Standard-setting and monitoring
We work to offer the best expertise, and substantive and secretariat support to the different United Nations human rights bodies as they discharge their standard-setting and monitoring duties.
OHCHR, for example, serves as the Secretariat of the Human Rights Council. The Council is an intergovernmental body made up of 47 States nominated by the UN General Assembly. It is responsible for strengthening human rights globally and addressing human rights violations.
We also support the work of independent thematic and country experts, known as
special procedures. These experts are appointed by the Council to monitor human rights in different countries or in relation to specific issues. We assist them as they carry out visits to the field, receive and consider direct complaints from victims of human rights violations, and appeal to governments on behalf of victims.
Finally, OHCHR provides legal research and secretariat support to the core human rights
treaty bodies. These committees of independent experts are mandated to monitor State parties' compliance with their treaty obligations. They meet regularly to examine reports from State parties and issue their recommendations.
We have also developed a
framework of indicators, which helps us measure progress in human rights. In the work of the UN human rights treaty bodies, for example, the use of appropriate indicators is a way to help States parties make precise and relevant information available to the treaty bodies, and to help them assess progress in the implementation of States' treaty obligations.
Implementation on the ground
presence around the world, we ensure that international human rights standards are implemented on the ground. Our field presences play an essential role in identifying, monitoring, and developing responses to human rights challenges.
In the field, the

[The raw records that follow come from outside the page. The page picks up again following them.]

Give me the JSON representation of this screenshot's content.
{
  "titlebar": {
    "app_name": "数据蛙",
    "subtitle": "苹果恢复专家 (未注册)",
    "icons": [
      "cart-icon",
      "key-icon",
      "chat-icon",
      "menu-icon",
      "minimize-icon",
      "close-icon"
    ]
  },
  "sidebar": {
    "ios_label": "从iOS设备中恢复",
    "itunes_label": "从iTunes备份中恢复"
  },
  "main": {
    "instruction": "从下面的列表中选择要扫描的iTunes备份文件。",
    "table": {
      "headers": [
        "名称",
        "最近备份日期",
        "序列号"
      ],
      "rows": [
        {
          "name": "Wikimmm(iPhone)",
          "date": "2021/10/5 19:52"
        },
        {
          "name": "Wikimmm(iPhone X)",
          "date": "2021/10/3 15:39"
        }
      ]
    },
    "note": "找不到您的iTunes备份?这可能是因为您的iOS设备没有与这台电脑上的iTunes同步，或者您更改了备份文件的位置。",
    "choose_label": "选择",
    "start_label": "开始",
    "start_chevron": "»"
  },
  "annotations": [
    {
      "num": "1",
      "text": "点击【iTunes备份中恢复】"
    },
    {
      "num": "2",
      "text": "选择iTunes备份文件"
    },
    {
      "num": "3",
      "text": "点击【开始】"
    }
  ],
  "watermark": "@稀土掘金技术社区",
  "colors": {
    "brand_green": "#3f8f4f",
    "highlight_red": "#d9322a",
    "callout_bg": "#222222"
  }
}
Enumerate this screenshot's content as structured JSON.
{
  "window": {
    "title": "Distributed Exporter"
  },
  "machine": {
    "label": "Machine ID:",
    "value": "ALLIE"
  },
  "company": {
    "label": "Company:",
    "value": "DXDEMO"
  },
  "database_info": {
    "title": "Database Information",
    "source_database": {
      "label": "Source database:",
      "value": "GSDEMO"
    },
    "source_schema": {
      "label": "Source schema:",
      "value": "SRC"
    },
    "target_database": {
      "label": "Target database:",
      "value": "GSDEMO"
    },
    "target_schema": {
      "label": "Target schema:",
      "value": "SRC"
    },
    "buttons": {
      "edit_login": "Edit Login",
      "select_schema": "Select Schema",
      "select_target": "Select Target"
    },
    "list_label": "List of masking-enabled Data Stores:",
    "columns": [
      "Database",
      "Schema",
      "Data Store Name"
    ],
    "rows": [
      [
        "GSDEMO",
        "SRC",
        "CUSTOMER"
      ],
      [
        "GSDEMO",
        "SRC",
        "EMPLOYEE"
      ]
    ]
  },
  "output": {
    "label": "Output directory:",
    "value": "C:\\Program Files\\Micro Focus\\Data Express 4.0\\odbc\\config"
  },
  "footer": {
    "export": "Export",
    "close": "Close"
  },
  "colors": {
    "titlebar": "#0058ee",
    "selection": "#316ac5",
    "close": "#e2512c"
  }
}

technical cooperation component of our work aims to ensure human rights are protected under the rule of law. We work in close collaboration with Governments, the UN system, non-governmental organizations, and members of civil society. We conduct technical trainings and provide support in the areas of administration of justice, legislative reform, human rights treaty ratification, and
human rights education, designed in cooperation with Member States.
As at the end of December 2019, we were operating in
85 field presences and providing support to other UN entities by rapidly deploying human rights officers in response to emerging situations.
Prioritizing human rights in all UN operations
Since the establishment of the United Nations in 1945, one of its fundamental goals has been to promote and encourage respect for human rights for all without distinction as to race, sex, language, or religion, as stipulated in the United Nations Charter. UN Human Rights is tasked with 'mainstreaming' human rights within the United Nations, which means injecting a human rights perspective into all United Nations programmes. This is to ensure that peace and security, development, and human rights -- the three essential pillars of the United Nations system -- are interlinked and mutually reinforcing.
The world is facing global, interconnected challenges such climate change, migration, nationalist populism, pushbacks on women's equality and widening inequalities in income. Integrating human rights in multilateral and UN-wide approaches to such challenges can result in more sustainable and effective solutions.
The UN Human Rights Management Plan 2018-2021 sets out our priorities, expected results and strategies for the next four years.
View our thematic priorities
Annual Reports, Appeals and Plans
Every year, UN Human Rights publishes an annual report of its achievements over the last 12 months. It is mapped against the Management Plan. We also publish an annual appeal for additional, voluntary funding in order to meet an ever-increasing demand for our support.
View Annual Reports, Appeals and Plans